I always assumed that this was an interesting but faddish idea.
But I was recently reading a book by the very influential mathematician and computer scientist Donald Knuth (incidentally one of the popularisers and inventors of surreal numbers, a totally different way of establishing a theory of numbers) and though he didn't doubt the theory of real numbers he made the argument that it is wrong to assume they apply to the real world.
He argues (in chapter 6 of Things a Computer Scientists rarely Talks About, bold highlight mine, italics Knuth):
When I say that the question "finite or infinite?" is a red herring, I don't mean simply that philosophers and theologians have often been arguing about an unimportant issues. I also mean that physicists and scientists fail to realise this. For example, take the literature of chaos theory: Hundreds of papers have been written about the behaviour of solutions to unstable recurrences, by people who assume that real numbers are real.
...But it is a tremendous leap of faith to assume that real numbers apply perfectly to the real world...
...It seems to me that a new branch of physics is needed, called maybe "discrete physics" or something like that, to study the effects of the assumption that parameters can be infinitely precise and to consider instead that the universe probably has only a finite–but extremely large–number of states.
I'm not interested in the philosophical implication or speculations, or whether ultrafinitism has a point.
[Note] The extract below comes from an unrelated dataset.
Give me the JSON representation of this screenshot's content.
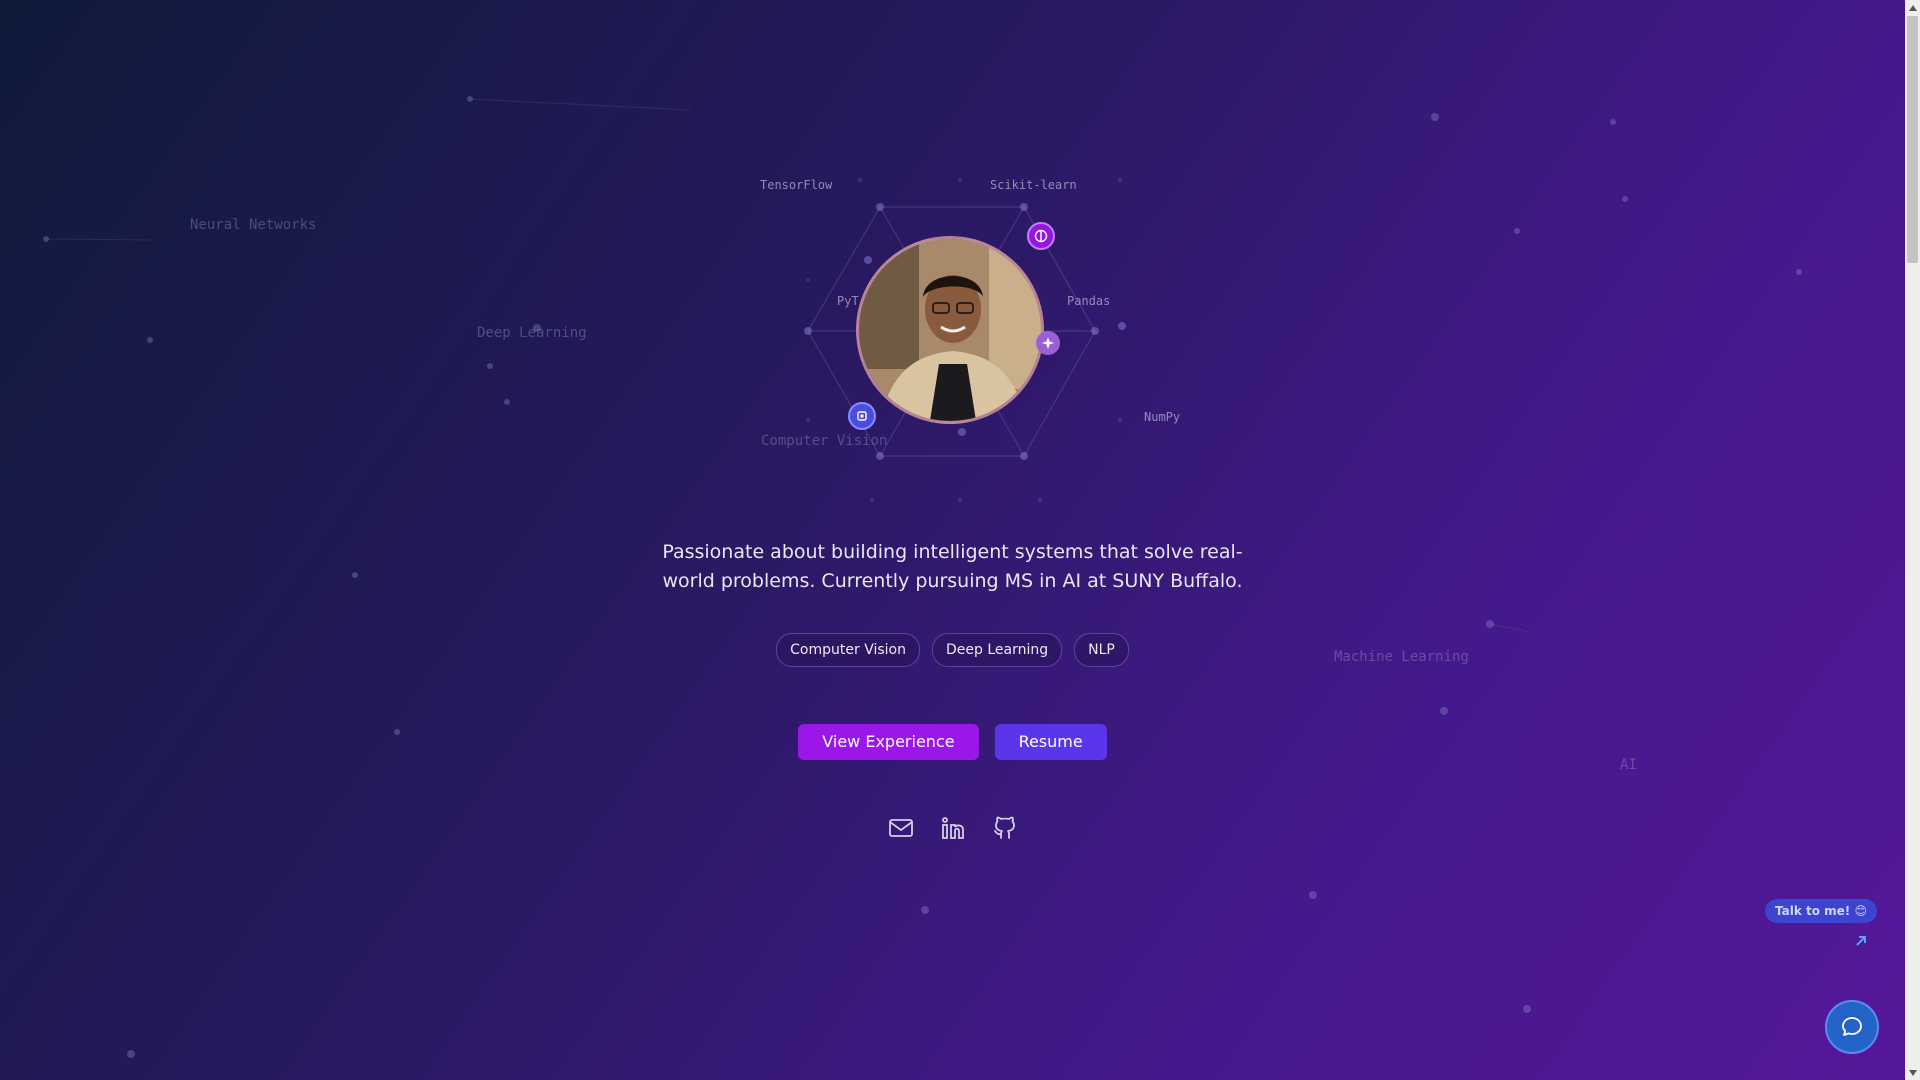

But the question of whether we misunderstand some physics because we assume real numbers apply to the mathematics underpinning physical theory sounds about as important as realising that the universe is not based on flat Euclidian geometry.
So what parts of mathematics relevant to physics would be different if the concept of real numbers doesn't work for physical theory? And what are the implications for physics?